History: “Kiara” is a 4 month old Yorkshire terrier that presented for gagging and foaming at the mouth. Her owner stated that she had aggressively taken a treat away from the housemate 30-40 minutes prior to the symptoms starting. “Kiara” has no other medical conditions and is current on all vaccinations.
Exam: “Kiara’s” physical exam was all normal except for a small amount of regurgitation and persistent gulping.
Diagnostics: Radiographs (see radiographs at bottom of page) revealed a large foreign body lodged in the proximal esophagus. There was also aerophagia noted in the stomach and small bowel due to the increased swallowing of air.
Diagnosis: Suspected esophageal foreign body
Treatment: After discussing all options, risks and costs with the owners, an IV catheter was placed and “Kiara” was placed under anesthesia. While under anesthesia, the foreign body could be felt by digital palpation but was unable to be removed. Alligator forceps were then placed down the esophagus and the foreign body was successfully removed. “Kiara” was kept in the hospital for approximately one hour for observation after anesthesia. She was then released with resolution of all symptoms.
Discussion: Foreign bodies that lodge in the esophagus should be considered an emergency. The longer the foreign body is entrapped, the greater the chances of esophageal damage and perforation, and the more difficult they become to remove. The most commonly encountered esophageal foreign bodies are bones, rawhide chew toys, dental chews (greenies), fish hooks and hairballs (in cats.)
Signs: The most common clinical signs associated with esophageal foreign bodies are painful swallowing or eating, regurgitation, hypersalivation, anorexia and respiratory signs due to aspiration pneumonia. Clinical signs usually develop quickly. Signs of chronic foreign body obstruction are depression, weight loss, severe esophagitis (inflammation), mucosal lacerations or esophageal stricture.
Diagnosis: Most esophageal foreign bodies are radiodense and are clearly visible on survey radiographs.

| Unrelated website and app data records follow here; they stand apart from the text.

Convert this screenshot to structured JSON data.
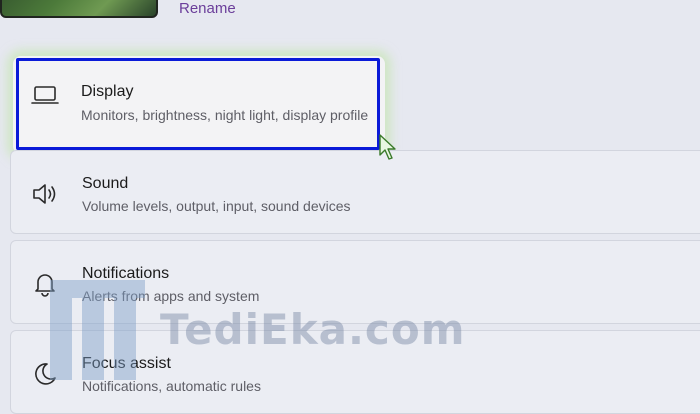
{
  "header": {
    "rename_label": "Rename"
  },
  "settings": {
    "items": [
      {
        "title": "Display",
        "subtitle": "Monitors, brightness, night light, display profile",
        "icon": "display-laptop-icon"
      },
      {
        "title": "Sound",
        "subtitle": "Volume levels, output, input, sound devices",
        "icon": "speaker-icon"
      },
      {
        "title": "Notifications",
        "subtitle": "Alerts from apps and system",
        "icon": "bell-icon"
      },
      {
        "title": "Focus assist",
        "subtitle": "Notifications, automatic rules",
        "icon": "moon-icon"
      }
    ]
  },
  "watermark": {
    "text": "TediEka.com"
  },
  "colors": {
    "focus_outline": "#0a1ad8",
    "rename_link": "#6b3e9a",
    "glow": "#bee6a0"
  }
}
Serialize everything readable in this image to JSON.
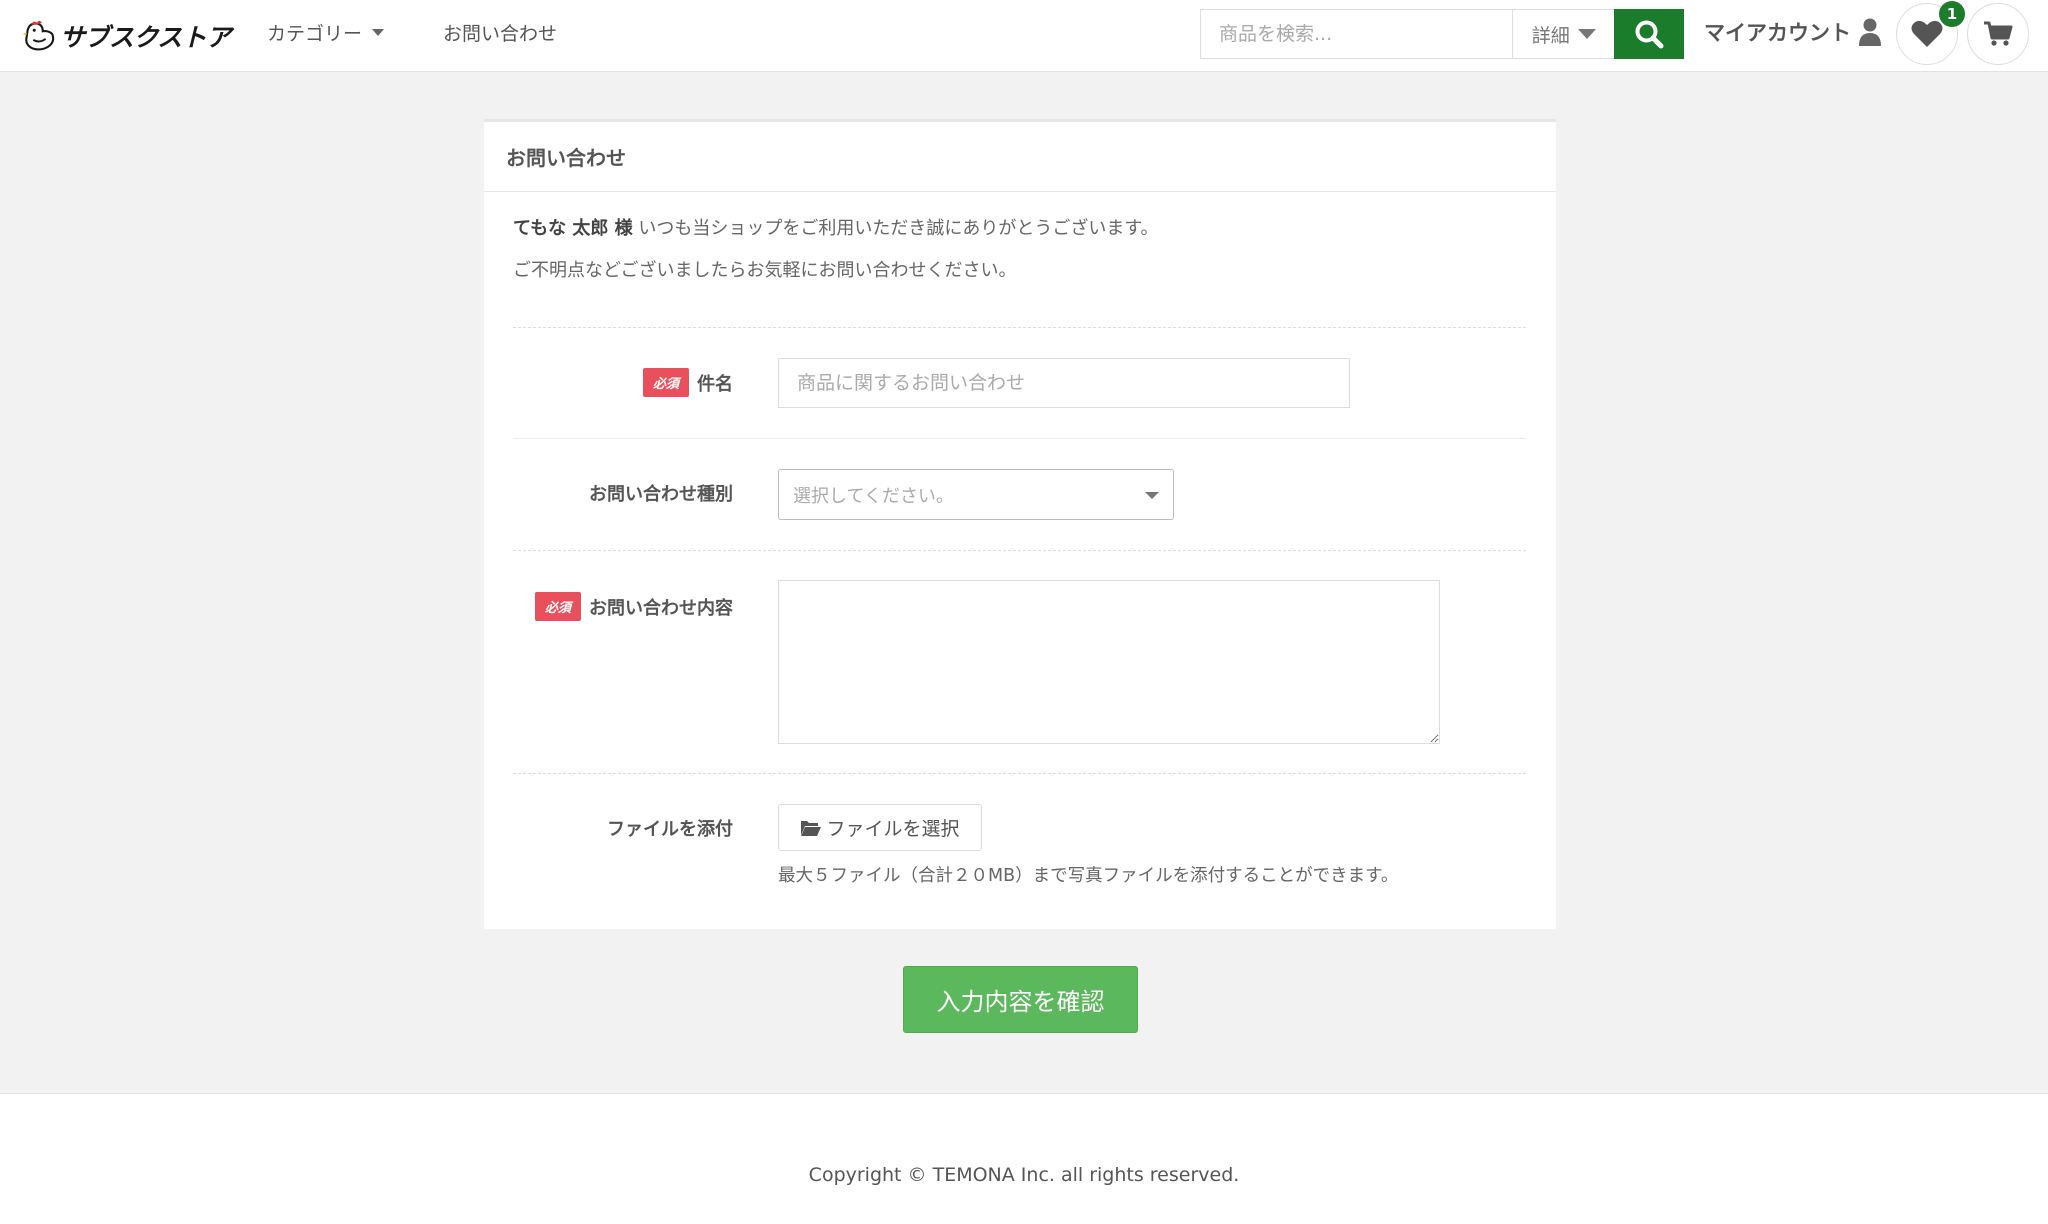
{
  "header": {
    "logo_text": "サブスクストア",
    "nav": {
      "category_label": "カテゴリー",
      "contact_label": "お問い合わせ"
    },
    "search": {
      "placeholder": "商品を検索...",
      "detail_label": "詳細"
    },
    "account_label": "マイアカウント",
    "favorites_count": "1",
    "accent_color": "#1b7d2b"
  },
  "card": {
    "title": "お問い合わせ",
    "greeting_name": "てもな 太郎 様",
    "greeting_text": " いつも当ショップをご利用いただき誠にありがとうございます。",
    "greeting_line2": "ご不明点などございましたらお気軽にお問い合わせください。"
  },
  "form": {
    "required_badge": "必須",
    "subject": {
      "label": "件名",
      "placeholder": "商品に関するお問い合わせ"
    },
    "type": {
      "label": "お問い合わせ種別",
      "placeholder": "選択してください。"
    },
    "body": {
      "label": "お問い合わせ内容",
      "value": ""
    },
    "attachment": {
      "label": "ファイルを添付",
      "button_label": "ファイルを選択",
      "note": "最大５ファイル（合計２０MB）まで写真ファイルを添付することができます。"
    },
    "submit_label": "入力内容を確認"
  },
  "footer": {
    "copyright": "Copyright © TEMONA Inc. all rights reserved."
  },
  "colors": {
    "required": "#e8505b",
    "submit": "#5cb85c"
  }
}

Other common radiographic findings include soft tissue density surrounding the foreign body and an air filled dilated esophagus cranial to the foreign body. If needed, administration of a contrast agent (barium) can facilitate detection of an obstruction.
Treatment: Treatment of esophageal foreign bodies centers on removal of the foreign body. Endoscopic retrieval is the best method for visualization of the foreign body and its removal. The doctor will determine at that point to either remove the foreign body orally or push it into the stomach. If advanced into the stomach the foreign body will either have to be removed surgically or left to be dissolved by the gastric acid to allow passage without surgery, depending on the type of foreign body.
Prognosis: The overall prognosis is good, but is dependent on the type of foreign body, the duration of time present, and the degree of severity of the esophageal damage. The longer the foreign body is impacted within the esophagus, the harder it is to remove, and the greater the chances of perforation. Large perforations warrant a poor prognosis. Most cases of esophagitis that receive appropriate care will heal without complications.